START Data for the task

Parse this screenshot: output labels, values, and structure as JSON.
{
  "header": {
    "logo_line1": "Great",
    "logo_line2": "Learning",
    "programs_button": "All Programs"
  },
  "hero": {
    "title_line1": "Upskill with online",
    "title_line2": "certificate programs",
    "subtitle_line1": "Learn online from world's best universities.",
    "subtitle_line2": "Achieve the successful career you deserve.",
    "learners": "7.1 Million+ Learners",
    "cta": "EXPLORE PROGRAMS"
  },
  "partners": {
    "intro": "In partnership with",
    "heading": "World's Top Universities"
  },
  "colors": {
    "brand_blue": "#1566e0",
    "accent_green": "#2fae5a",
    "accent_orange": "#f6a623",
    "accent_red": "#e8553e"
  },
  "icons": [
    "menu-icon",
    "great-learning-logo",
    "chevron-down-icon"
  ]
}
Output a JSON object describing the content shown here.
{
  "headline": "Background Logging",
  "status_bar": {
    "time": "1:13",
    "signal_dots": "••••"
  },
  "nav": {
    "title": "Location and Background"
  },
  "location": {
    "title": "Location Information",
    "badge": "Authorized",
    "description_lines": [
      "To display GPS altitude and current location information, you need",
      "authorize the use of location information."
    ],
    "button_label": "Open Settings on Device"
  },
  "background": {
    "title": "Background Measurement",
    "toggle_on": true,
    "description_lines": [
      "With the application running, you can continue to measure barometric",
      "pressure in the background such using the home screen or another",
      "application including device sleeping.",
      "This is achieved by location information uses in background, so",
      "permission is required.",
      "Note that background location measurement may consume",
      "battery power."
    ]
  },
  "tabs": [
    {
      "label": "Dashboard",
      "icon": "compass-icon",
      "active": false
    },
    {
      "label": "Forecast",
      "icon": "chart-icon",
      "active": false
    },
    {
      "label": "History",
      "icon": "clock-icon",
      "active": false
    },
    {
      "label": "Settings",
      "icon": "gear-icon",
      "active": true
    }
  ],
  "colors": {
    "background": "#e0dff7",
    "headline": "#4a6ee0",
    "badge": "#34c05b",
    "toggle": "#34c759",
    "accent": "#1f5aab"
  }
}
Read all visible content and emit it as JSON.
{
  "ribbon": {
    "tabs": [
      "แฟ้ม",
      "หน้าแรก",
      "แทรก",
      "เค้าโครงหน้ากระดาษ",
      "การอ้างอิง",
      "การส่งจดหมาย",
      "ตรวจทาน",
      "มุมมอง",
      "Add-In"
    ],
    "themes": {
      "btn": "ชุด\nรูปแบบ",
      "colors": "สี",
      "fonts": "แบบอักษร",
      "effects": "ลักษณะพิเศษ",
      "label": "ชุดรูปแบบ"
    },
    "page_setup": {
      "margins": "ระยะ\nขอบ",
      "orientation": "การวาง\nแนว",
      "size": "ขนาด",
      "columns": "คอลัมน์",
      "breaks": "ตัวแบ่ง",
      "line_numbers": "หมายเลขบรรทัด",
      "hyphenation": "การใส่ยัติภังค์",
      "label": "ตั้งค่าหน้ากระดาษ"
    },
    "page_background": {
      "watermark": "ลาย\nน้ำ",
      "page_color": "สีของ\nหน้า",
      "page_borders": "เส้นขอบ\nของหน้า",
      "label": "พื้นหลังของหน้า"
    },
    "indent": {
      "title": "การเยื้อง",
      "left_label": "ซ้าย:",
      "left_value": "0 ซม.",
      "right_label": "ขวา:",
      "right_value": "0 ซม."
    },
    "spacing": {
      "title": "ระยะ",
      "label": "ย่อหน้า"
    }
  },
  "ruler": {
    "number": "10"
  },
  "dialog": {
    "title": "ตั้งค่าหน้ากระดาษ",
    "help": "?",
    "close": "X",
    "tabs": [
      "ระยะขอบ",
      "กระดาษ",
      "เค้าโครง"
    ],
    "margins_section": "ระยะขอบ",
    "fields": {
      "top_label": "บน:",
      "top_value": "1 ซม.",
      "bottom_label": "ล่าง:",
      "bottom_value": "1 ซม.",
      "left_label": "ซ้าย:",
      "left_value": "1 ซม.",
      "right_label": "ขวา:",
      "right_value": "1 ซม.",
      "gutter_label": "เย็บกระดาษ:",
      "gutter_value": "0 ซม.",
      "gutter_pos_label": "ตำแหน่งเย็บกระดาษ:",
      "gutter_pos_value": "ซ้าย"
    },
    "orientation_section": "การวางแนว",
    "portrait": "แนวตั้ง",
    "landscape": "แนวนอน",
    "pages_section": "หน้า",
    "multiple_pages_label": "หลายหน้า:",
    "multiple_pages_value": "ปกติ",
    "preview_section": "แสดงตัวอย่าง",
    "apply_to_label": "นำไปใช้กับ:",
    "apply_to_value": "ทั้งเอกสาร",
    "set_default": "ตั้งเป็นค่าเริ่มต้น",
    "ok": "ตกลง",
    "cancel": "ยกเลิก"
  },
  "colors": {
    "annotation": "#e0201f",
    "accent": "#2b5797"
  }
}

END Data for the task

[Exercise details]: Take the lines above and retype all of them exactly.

[Task response]:
Parse this screenshot: output labels, values, and structure as JSON.
{
  "header": {
    "logo_line1": "Great",
    "logo_line2": "Learning",
    "programs_button": "All Programs"
  },
  "hero": {
    "title_line1": "Upskill with online",
    "title_line2": "certificate programs",
    "subtitle_line1": "Learn online from world's best universities.",
    "subtitle_line2": "Achieve the successful career you deserve.",
    "learners": "7.1 Million+ Learners",
    "cta": "EXPLORE PROGRAMS"
  },
  "partners": {
    "intro": "In partnership with",
    "heading": "World's Top Universities"
  },
  "colors": {
    "brand_blue": "#1566e0",
    "accent_green": "#2fae5a",
    "accent_orange": "#f6a623",
    "accent_red": "#e8553e"
  },
  "icons": [
    "menu-icon",
    "great-learning-logo",
    "chevron-down-icon"
  ]
}
Output a JSON object describing the content shown here.
{
  "headline": "Background Logging",
  "status_bar": {
    "time": "1:13",
    "signal_dots": "••••"
  },
  "nav": {
    "title": "Location and Background"
  },
  "location": {
    "title": "Location Information",
    "badge": "Authorized",
    "description_lines": [
      "To display GPS altitude and current location information, you need",
      "authorize the use of location information."
    ],
    "button_label": "Open Settings on Device"
  },
  "background": {
    "title": "Background Measurement",
    "toggle_on": true,
    "description_lines": [
      "With the application running, you can continue to measure barometric",
      "pressure in the background such using the home screen or another",
      "application including device sleeping.",
      "This is achieved by location information uses in background, so",
      "permission is required.",
      "Note that background location measurement may consume",
      "battery power."
    ]
  },
  "tabs": [
    {
      "label": "Dashboard",
      "icon": "compass-icon",
      "active": false
    },
    {
      "label": "Forecast",
      "icon": "chart-icon",
      "active": false
    },
    {
      "label": "History",
      "icon": "clock-icon",
      "active": false
    },
    {
      "label": "Settings",
      "icon": "gear-icon",
      "active": true
    }
  ],
  "colors": {
    "background": "#e0dff7",
    "headline": "#4a6ee0",
    "badge": "#34c05b",
    "toggle": "#34c759",
    "accent": "#1f5aab"
  }
}
Read all visible content and emit it as JSON.
{
  "ribbon": {
    "tabs": [
      "แฟ้ม",
      "หน้าแรก",
      "แทรก",
      "เค้าโครงหน้ากระดาษ",
      "การอ้างอิง",
      "การส่งจดหมาย",
      "ตรวจทาน",
      "มุมมอง",
      "Add-In"
    ],
    "themes": {
      "btn": "ชุด\nรูปแบบ",
      "colors": "สี",
      "fonts": "แบบอักษร",
      "effects": "ลักษณะพิเศษ",
      "label": "ชุดรูปแบบ"
    },
    "page_setup": {
      "margins": "ระยะ\nขอบ",
      "orientation": "การวาง\nแนว",
      "size": "ขนาด",
      "columns": "คอลัมน์",
      "breaks": "ตัวแบ่ง",
      "line_numbers": "หมายเลขบรรทัด",
      "hyphenation": "การใส่ยัติภังค์",
      "label": "ตั้งค่าหน้ากระดาษ"
    },
    "page_background": {
      "watermark": "ลาย\nน้ำ",
      "page_color": "สีของ\nหน้า",
      "page_borders": "เส้นขอบ\nของหน้า",
      "label": "พื้นหลังของหน้า"
    },
    "indent": {
      "title": "การเยื้อง",
      "left_label": "ซ้าย:",
      "left_value": "0 ซม.",
      "right_label": "ขวา:",
      "right_value": "0 ซม."
    },
    "spacing": {
      "title": "ระยะ",
      "label": "ย่อหน้า"
    }
  },
  "ruler": {
    "number": "10"
  },
  "dialog": {
    "title": "ตั้งค่าหน้ากระดาษ",
    "help": "?",
    "close": "X",
    "tabs": [
      "ระยะขอบ",
      "กระดาษ",
      "เค้าโครง"
    ],
    "margins_section": "ระยะขอบ",
    "fields": {
      "top_label": "บน:",
      "top_value": "1 ซม.",
      "bottom_label": "ล่าง:",
      "bottom_value": "1 ซม.",
      "left_label": "ซ้าย:",
      "left_value": "1 ซม.",
      "right_label": "ขวา:",
      "right_value": "1 ซม.",
      "gutter_label": "เย็บกระดาษ:",
      "gutter_value": "0 ซม.",
      "gutter_pos_label": "ตำแหน่งเย็บกระดาษ:",
      "gutter_pos_value": "ซ้าย"
    },
    "orientation_section": "การวางแนว",
    "portrait": "แนวตั้ง",
    "landscape": "แนวนอน",
    "pages_section": "หน้า",
    "multiple_pages_label": "หลายหน้า:",
    "multiple_pages_value": "ปกติ",
    "preview_section": "แสดงตัวอย่าง",
    "apply_to_label": "นำไปใช้กับ:",
    "apply_to_value": "ทั้งเอกสาร",
    "set_default": "ตั้งเป็นค่าเริ่มต้น",
    "ok": "ตกลง",
    "cancel": "ยกเลิก"
  },
  "colors": {
    "annotation": "#e0201f",
    "accent": "#2b5797"
  }
}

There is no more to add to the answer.